April Issue 2009

By | Art | Arts & Culture | Published 11 years ago

‘Jamil Naqsh Pays Homage to Picasso,’ a cache of hitherto unseen works straight out of Naqsh’s London Studio, that went on display for a day at Karachi’s Momart Gallery makes for delightful viewing. Once again, a master plays a winning hand. While this tribute collection references Picasso directly, one can conjecture that Jamil Naqsh was probably taking cues from the 20th century’s most important, celebrated and productive artist much earlier in life. These works themselves were several years in the making, but Naqsh’s affinity goes far beyond.

Picasso’s work manifests a remarkable stylistic originality, whether in the naturalistic portraits he painted after the First World War, in the neoclassicism of the 1920s or in the savage pictures of women which preoccupied him in the early 1930s. From around 1940, however, while there is constant vigour and renewal, Picasso’s extraordinary capacity as a draftsman, together with his uncanny talent for convincing formal experiment and his life-long resistance to fully abstract tendencies, had become the core of his contribution to modern art.
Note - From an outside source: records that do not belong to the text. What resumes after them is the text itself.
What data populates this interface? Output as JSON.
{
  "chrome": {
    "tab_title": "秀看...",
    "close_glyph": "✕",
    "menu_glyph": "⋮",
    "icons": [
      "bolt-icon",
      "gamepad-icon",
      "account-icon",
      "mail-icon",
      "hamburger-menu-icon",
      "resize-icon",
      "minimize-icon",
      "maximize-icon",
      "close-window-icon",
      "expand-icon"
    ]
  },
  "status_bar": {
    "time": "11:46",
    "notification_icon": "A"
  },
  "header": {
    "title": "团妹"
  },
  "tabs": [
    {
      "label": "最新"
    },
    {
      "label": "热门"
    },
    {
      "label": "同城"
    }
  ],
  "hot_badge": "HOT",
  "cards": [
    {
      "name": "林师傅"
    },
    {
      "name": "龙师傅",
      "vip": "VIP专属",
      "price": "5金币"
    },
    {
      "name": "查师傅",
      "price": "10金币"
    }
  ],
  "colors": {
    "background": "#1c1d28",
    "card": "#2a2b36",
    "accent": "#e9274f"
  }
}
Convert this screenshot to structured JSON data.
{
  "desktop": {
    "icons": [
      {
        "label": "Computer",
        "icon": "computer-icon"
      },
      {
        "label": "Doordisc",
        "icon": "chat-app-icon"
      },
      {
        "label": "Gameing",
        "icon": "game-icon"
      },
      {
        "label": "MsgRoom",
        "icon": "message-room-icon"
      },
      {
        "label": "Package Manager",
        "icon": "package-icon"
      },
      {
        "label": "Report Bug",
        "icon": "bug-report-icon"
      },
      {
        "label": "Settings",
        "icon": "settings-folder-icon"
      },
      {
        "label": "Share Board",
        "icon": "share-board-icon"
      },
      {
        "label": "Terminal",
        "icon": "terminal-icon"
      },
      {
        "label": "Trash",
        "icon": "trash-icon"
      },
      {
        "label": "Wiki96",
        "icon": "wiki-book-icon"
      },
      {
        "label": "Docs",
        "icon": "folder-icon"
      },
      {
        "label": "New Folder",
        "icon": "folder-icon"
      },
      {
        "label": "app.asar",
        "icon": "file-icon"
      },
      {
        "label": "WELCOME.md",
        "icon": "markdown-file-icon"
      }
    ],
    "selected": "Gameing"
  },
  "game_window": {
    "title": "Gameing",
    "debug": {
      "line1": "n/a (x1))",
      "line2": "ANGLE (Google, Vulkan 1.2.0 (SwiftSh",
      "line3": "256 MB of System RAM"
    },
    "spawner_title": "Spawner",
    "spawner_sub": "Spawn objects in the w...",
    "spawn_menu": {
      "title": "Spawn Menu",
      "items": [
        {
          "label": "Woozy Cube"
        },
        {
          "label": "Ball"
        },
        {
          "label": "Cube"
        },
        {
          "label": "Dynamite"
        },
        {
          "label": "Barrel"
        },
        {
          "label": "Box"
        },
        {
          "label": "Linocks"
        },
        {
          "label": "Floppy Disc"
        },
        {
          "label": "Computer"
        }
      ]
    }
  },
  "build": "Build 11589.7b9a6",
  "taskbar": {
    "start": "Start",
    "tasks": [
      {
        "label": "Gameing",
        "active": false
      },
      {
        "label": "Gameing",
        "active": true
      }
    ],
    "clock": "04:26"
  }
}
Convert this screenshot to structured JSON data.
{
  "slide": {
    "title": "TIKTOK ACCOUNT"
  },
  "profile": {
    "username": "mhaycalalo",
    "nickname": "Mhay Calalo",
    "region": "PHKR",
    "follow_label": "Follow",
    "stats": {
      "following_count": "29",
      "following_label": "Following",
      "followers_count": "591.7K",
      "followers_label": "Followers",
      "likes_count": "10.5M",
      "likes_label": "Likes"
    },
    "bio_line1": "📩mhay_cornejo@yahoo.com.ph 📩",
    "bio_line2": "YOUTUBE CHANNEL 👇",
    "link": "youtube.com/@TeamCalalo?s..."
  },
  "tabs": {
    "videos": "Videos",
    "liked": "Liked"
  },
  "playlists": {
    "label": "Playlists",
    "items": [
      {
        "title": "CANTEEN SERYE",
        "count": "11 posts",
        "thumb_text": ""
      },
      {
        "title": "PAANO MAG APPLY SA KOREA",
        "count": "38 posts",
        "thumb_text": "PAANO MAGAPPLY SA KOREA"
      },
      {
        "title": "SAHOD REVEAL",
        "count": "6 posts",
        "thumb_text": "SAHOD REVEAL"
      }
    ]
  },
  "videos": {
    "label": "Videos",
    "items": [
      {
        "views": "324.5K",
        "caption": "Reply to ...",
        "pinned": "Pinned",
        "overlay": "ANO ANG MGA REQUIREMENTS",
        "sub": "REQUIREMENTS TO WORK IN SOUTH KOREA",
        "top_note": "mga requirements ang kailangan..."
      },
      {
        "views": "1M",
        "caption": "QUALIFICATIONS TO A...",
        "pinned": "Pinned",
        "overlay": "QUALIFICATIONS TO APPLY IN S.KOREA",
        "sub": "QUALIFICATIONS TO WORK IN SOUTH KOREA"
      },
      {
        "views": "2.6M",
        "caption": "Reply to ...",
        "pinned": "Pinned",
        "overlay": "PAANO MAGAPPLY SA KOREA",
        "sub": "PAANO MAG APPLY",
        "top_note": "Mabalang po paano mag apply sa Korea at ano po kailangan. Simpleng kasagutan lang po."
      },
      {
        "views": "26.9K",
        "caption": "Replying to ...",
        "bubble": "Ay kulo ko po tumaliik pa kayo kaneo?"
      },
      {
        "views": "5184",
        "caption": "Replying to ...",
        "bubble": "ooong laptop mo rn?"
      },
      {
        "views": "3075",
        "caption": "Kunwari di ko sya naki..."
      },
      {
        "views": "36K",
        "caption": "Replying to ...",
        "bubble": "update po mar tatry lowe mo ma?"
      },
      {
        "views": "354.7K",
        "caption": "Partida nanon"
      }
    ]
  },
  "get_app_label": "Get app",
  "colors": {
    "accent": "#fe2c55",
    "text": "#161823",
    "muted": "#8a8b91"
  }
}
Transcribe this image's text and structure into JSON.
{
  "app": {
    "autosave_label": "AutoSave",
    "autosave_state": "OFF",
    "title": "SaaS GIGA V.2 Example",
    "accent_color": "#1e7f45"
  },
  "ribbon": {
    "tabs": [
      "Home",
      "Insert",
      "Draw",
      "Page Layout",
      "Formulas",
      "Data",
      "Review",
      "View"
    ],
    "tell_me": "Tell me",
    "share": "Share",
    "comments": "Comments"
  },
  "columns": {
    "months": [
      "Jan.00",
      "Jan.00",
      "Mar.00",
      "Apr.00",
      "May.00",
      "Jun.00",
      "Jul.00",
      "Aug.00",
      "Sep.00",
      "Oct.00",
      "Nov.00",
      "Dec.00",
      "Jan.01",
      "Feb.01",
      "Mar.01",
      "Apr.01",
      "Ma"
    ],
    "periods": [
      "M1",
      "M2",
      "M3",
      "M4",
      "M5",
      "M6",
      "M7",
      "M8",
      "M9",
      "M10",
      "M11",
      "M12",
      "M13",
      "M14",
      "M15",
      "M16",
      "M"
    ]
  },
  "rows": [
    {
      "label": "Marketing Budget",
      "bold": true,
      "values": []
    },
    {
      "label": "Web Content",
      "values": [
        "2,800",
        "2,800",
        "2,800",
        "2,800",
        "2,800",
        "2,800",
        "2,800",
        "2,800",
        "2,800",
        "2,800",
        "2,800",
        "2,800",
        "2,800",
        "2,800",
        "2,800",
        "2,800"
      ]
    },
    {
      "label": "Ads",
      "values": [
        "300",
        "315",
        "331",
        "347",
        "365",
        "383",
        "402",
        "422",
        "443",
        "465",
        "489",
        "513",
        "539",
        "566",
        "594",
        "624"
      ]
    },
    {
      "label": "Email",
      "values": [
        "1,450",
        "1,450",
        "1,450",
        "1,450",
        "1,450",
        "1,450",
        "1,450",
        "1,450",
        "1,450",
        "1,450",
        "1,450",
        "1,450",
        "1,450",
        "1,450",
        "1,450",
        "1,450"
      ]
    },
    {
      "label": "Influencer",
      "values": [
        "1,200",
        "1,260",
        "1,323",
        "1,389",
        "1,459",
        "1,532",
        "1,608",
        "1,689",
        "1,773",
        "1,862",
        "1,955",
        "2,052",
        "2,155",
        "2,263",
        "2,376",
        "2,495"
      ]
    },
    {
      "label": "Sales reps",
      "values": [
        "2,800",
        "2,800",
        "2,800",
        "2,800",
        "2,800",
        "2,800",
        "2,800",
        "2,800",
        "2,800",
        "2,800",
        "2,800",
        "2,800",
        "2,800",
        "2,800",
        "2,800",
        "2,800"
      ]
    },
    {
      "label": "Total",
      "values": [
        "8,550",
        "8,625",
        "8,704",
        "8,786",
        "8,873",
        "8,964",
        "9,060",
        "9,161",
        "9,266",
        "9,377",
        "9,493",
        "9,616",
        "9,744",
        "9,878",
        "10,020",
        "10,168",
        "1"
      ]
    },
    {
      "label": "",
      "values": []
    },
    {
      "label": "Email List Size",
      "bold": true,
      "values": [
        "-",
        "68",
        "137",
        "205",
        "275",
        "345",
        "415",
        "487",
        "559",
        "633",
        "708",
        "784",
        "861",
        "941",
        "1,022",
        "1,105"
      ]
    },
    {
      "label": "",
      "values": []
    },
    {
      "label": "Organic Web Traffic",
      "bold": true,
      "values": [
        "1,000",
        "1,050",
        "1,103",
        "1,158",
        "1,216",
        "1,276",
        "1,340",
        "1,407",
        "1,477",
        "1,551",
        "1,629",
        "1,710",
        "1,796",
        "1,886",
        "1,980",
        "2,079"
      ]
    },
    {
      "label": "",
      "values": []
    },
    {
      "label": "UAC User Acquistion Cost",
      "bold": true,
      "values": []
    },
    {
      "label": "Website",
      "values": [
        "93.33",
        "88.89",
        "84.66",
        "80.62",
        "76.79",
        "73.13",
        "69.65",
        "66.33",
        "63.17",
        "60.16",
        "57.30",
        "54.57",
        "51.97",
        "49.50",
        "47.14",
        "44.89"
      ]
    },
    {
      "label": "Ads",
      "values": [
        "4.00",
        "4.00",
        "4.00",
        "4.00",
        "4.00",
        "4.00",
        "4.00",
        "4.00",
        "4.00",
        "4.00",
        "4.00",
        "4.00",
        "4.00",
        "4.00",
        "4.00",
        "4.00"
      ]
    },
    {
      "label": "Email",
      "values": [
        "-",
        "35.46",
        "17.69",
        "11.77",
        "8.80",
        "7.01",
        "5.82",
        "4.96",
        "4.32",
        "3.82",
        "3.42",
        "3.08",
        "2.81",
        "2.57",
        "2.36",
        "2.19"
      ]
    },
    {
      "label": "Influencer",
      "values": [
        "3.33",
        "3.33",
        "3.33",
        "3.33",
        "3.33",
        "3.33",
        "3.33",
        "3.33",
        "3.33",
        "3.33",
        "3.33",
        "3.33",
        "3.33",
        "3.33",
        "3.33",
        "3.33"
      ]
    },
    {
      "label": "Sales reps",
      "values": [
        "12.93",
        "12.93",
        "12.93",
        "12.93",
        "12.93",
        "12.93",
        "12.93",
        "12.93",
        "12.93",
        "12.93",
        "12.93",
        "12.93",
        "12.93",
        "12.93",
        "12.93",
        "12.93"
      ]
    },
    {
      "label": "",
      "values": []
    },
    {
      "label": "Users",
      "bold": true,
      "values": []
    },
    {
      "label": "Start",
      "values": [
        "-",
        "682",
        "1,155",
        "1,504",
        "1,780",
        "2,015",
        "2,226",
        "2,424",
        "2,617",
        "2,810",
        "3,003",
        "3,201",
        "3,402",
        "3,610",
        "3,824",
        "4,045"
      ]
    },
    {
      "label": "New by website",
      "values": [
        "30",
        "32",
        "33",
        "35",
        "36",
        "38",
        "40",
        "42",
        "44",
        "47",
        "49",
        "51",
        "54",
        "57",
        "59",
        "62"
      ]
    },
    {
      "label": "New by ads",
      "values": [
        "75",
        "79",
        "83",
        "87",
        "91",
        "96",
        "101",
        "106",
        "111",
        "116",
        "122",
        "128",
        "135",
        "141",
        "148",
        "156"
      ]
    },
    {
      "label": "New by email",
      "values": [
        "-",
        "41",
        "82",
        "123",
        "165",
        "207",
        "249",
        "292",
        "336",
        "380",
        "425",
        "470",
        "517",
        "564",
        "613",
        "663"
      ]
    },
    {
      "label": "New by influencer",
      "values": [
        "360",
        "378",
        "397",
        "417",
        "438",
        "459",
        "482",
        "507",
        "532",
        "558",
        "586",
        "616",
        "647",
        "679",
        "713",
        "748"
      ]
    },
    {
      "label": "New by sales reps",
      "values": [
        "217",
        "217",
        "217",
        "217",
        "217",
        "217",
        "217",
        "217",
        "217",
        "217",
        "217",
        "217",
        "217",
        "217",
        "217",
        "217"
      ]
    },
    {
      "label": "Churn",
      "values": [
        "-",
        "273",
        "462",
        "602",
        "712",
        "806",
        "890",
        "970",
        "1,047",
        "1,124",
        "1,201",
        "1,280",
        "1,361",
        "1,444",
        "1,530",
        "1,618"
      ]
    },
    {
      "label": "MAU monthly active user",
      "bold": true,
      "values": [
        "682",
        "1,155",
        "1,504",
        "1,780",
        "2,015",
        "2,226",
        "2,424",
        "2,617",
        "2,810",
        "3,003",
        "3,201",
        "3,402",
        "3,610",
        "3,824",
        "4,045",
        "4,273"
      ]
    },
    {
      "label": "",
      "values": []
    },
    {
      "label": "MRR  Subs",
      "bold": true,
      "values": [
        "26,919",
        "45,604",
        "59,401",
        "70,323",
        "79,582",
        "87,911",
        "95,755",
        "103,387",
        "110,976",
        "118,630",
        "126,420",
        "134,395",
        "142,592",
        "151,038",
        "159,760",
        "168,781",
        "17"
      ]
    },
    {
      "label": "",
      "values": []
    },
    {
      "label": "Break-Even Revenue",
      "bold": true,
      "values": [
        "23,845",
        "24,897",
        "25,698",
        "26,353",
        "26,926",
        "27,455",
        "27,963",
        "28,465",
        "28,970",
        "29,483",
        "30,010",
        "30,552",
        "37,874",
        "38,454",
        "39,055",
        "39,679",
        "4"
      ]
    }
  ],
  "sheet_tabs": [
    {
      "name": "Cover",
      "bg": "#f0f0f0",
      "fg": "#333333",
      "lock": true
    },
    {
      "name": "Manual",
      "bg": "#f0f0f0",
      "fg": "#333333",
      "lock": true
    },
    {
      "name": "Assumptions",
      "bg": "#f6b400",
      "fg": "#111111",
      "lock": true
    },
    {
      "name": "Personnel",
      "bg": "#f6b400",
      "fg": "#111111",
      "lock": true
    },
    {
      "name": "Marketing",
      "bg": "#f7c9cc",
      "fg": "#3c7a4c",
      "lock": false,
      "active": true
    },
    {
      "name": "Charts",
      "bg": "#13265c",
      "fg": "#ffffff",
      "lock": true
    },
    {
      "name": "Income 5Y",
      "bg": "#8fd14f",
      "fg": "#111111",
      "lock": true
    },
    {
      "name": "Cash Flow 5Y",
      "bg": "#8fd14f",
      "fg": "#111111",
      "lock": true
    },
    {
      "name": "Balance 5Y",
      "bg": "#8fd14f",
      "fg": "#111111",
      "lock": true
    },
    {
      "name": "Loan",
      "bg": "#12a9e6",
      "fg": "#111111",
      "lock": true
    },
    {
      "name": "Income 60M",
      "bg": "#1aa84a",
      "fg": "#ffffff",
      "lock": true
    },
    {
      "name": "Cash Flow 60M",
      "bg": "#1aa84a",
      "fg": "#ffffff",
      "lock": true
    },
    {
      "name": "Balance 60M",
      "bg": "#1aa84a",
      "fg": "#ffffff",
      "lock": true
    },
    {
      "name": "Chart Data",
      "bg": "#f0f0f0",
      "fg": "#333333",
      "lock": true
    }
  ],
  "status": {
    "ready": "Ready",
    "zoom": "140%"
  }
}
But the majority of his technical excursions post date Picasso’s most revolutionary visual achievement — the cubism he created with Georges Braque.

20081024_0046-299x300Tracing the two artists’ stylistic moves and aesthetic preoccupations prompts one to ponder over similarities, incidental or otherwise, that place Naqsh under Picasso’s influence, covert or overt, since the time he commenced his career. Honed in the craft of miniature painting by none other than Ustad Haji Sharif, Naqsh, like Picasso, was conversant with the classical traditions of the region he belonged to and he, too, utilised this knowledge and painterly ability in varied forms throughout his career. This may also have been the reason why he never succumbed fully to abstraction. Picasso’s studies of antiquities in the Louvre and a 1905 retrospective of the works of the French neoclassical painter Ingres, prompted his classical phase during which he painted nudes — either young idealised women or adolescent boys in a restrained terracotta palette evoking the ancient Mediterranean. Paintings from the late ’60s and early ’70s show Naqsh preoccupied with neoclassical miniature painting and a naïve semi-cubist mannerism from which he soon gravitated to ‘savage’ renditions of women. But unlike Picasso’s thick-limbed anatomies, he opted for vacuous-eyed, sharp-clawed, long-limbed women. All the while his grounding in the traditional techniques kept resurfacing as he continued to paint full-bodied, sensitively rendered, soft sepia or pearly hued nudes in remarkably novel arrangements.

The artist’s cubist fragmentation is essentially Naqsh’s own signature, even though one can read glimpses of Shakir Ali’s “Leda and the Swan,” Picasso’s “Demoiselles de Avignon,” Modigliani’s vertical figuration and a host of other stylistic influences. As a practicing artist, he has gone beyond just absorbing and amalgamating the ethos of traditional elements and modern approaches. Crafting his own concepts and vocabulary, he has evolved a personal idiom that has manifested its capacity of constant renewal. It is this regenerative ability, the knack of integrating the essence of his influences with his individual preferences that has brought uniqueness to and extended the range and scope of his oeuvre.

This tribute show thus is yet another dimension of Naqsh’s repertoire where he connects with Picasso in spirit, mimicking the giant’s ability to “break forms and create a new order.” He reinvents Picasso by accessing the master’s characteristics without losing any of his own. The resultant medley is a sterling fusion of polarities. Steeped in eastern tradition, it has all the radicalism of western modernity. His typical pictorial emblems — the female nude, pigeon, woman and horse — are drawn or juxtaposed against each other in the true Picassoan technique of interlocking and overlapping planes, his subjects being sometimes not only arbitrarily lit, but seen from slightly different angles. His patchwork of blocks of translucent colours, deployed across the whole surface, produce an effect of depth and volume without destroying the flatness, the integrity of the painting. Incorporating Picasso with all the prominent elements in his deck of cards, Naqsh entertains the viewer to a full house in just 30 odd canvases and 80 graphite works on paper. Particularly enchanting are his ethereal nudes, where the only Picasso influence is in the cubist grids, facets and planes that surround, imprison or project the nudes. Even his pigeons enter the cubist trajectory most willingly. A fabulous colourist, Naqsh retains his palette of enigmatic contrasts. Indigo cuts through ochre and chilli pepper red sits against turmeric yellow without jarring the eye, and his terracottas, blues, greys and bleached whites evoke the master juggler’s chromatics without disturbing his own format. Crusty, abrasive surfaces, speckled with pigments applied in thick layers, delicate, finely brushed canvases, as well as acutely chiseled, linear effects remind viewers that the artist’s signature skills are sharper than ever. Indeed, he is in fine fettle.

Today, when young generation new media art is vying for centre stage, such shows revive memories of the brilliance and splendour easel painting is capable of creating.